I remember that as brand new detective in 1966, our captain told us about the new rules — the USSC decision in Miranda v. Arizona. The old-timers in our unit said, “Well, that’s it, no sense talking to those guys we’ve got up in jail.”
But my partner and I, also a newly minted detective, knew something those guys didn’t. It’s lonely up in jail and we knew that if we treated arrested persons fairly and respectfully, they may talk with us.
So we asked our seniors, “Do you guys mind if we go up and try?” “No,” they replied, “go ahead but it won’t do you any good.” After roll call we went up to the jail and solved a bunch of cases.
So when new rules come out (and I’m thinking specifically now about rules regarding the use of deadly force), do we give up or make it work? Sure, when the Miranda decision came out it seemed to be the end of interrogation, even talking to suspects in jail. But as we know today, 50 years after Miranda you can still tell suspects their rights and many will still choose to talk. It wasn’t the end of questioning, it was the beginning of acting decently toward others.
Can the same thinking prevail today? Can police adjust to new rules that make the preservation of life the core of the police role? Can police work to de-escalate tense situations and be effective without resorting to use of deadly force when confronting persons without firearms but who may have a sharp or edged weapon?

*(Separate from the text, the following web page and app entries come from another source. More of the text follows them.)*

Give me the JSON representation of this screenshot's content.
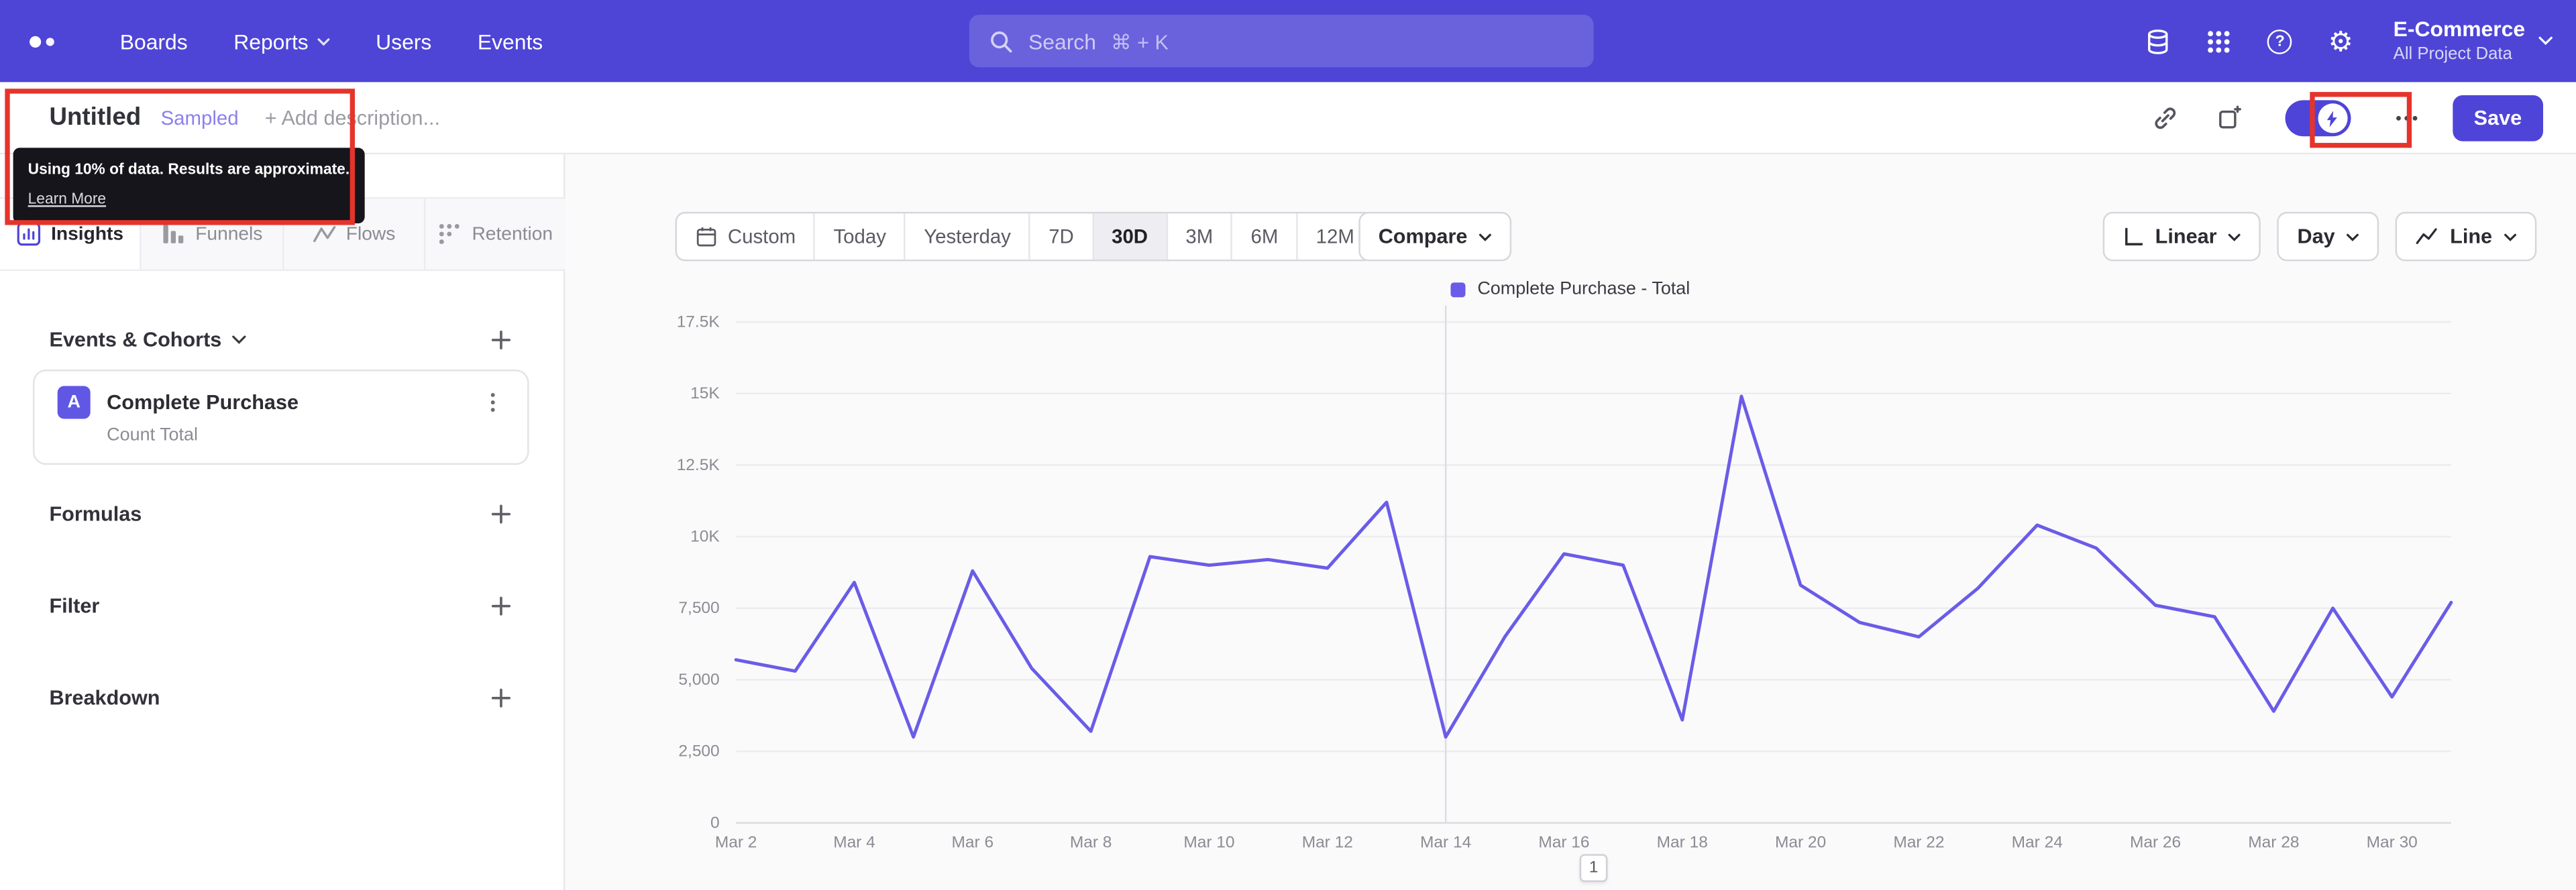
{
  "topnav": {
    "items": [
      {
        "label": "Boards"
      },
      {
        "label": "Reports"
      },
      {
        "label": "Users"
      },
      {
        "label": "Events"
      }
    ],
    "search": {
      "placeholder": "Search",
      "shortcut": "⌘ + K"
    },
    "project": {
      "name": "E-Commerce",
      "subtitle": "All Project Data"
    },
    "icons": {
      "gear": "⚙",
      "help": "?"
    }
  },
  "header": {
    "title": "Untitled",
    "badge": "Sampled",
    "description_placeholder": "+ Add description...",
    "save": "Save",
    "tooltip_text": "Using 10% of data. Results are approximate.",
    "tooltip_link": "Learn More"
  },
  "sidebar": {
    "tabs": [
      {
        "label": "Insights"
      },
      {
        "label": "Funnels"
      },
      {
        "label": "Flows"
      },
      {
        "label": "Retention"
      }
    ],
    "selected_tab": "Insights",
    "events_section_label": "Events & Cohorts",
    "event": {
      "badge": "A",
      "name": "Complete Purchase",
      "metric": "Count Total"
    },
    "sections": [
      {
        "label": "Formulas"
      },
      {
        "label": "Filter"
      },
      {
        "label": "Breakdown"
      }
    ]
  },
  "toolbar": {
    "ranges": [
      "Custom",
      "Today",
      "Yesterday",
      "7D",
      "30D",
      "3M",
      "6M",
      "12M"
    ],
    "selected_range": "30D",
    "compare": "Compare",
    "linear": "Linear",
    "granularity": "Day",
    "chart_type": "Line"
  },
  "chart_data": {
    "type": "line",
    "x": [
      "Mar 2",
      "Mar 3",
      "Mar 4",
      "Mar 5",
      "Mar 6",
      "Mar 7",
      "Mar 8",
      "Mar 9",
      "Mar 10",
      "Mar 11",
      "Mar 12",
      "Mar 13",
      "Mar 14",
      "Mar 15",
      "Mar 16",
      "Mar 17",
      "Mar 18",
      "Mar 19",
      "Mar 20",
      "Mar 21",
      "Mar 22",
      "Mar 23",
      "Mar 24",
      "Mar 25",
      "Mar 26",
      "Mar 27",
      "Mar 28",
      "Mar 29",
      "Mar 30",
      "Mar 31"
    ],
    "x_tick_labels": [
      "Mar 2",
      "Mar 4",
      "Mar 6",
      "Mar 8",
      "Mar 10",
      "Mar 12",
      "Mar 14",
      "Mar 16",
      "Mar 18",
      "Mar 20",
      "Mar 22",
      "Mar 24",
      "Mar 26",
      "Mar 28",
      "Mar 30"
    ],
    "series": [
      {
        "name": "Complete Purchase - Total",
        "color": "#6a5ce8",
        "values": [
          5700,
          5300,
          8400,
          3000,
          8800,
          5400,
          3200,
          9300,
          9000,
          9200,
          8900,
          11200,
          3000,
          6500,
          9400,
          9000,
          3600,
          14900,
          8300,
          7000,
          6500,
          8200,
          10400,
          9600,
          7600,
          7200,
          3900,
          7500,
          4400,
          7700
        ]
      }
    ],
    "ylim": [
      0,
      17500
    ],
    "yticks": [
      {
        "value": 0,
        "label": "0"
      },
      {
        "value": 2500,
        "label": "2,500"
      },
      {
        "value": 5000,
        "label": "5,000"
      },
      {
        "value": 7500,
        "label": "7,500"
      },
      {
        "value": 10000,
        "label": "10K"
      },
      {
        "value": 12500,
        "label": "12.5K"
      },
      {
        "value": 15000,
        "label": "15K"
      },
      {
        "value": 17500,
        "label": "17.5K"
      }
    ],
    "divider_x": "Mar 14",
    "grid": true,
    "legend_position": "top-center"
  },
  "pagination": "1",
  "colors": {
    "nav_bg": "#4e45d6",
    "accent": "#4f44d8",
    "line": "#6a5ce8",
    "annotation": "#e5342c"
  }
}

The overwhelming majority of our police are smart and well-trained. The shift toward the “30 Guidelines on Police Use of Force” will be much easier than we think.
I am confident that adopting these guidelines will go a long way to restoring trust in our nation’s police.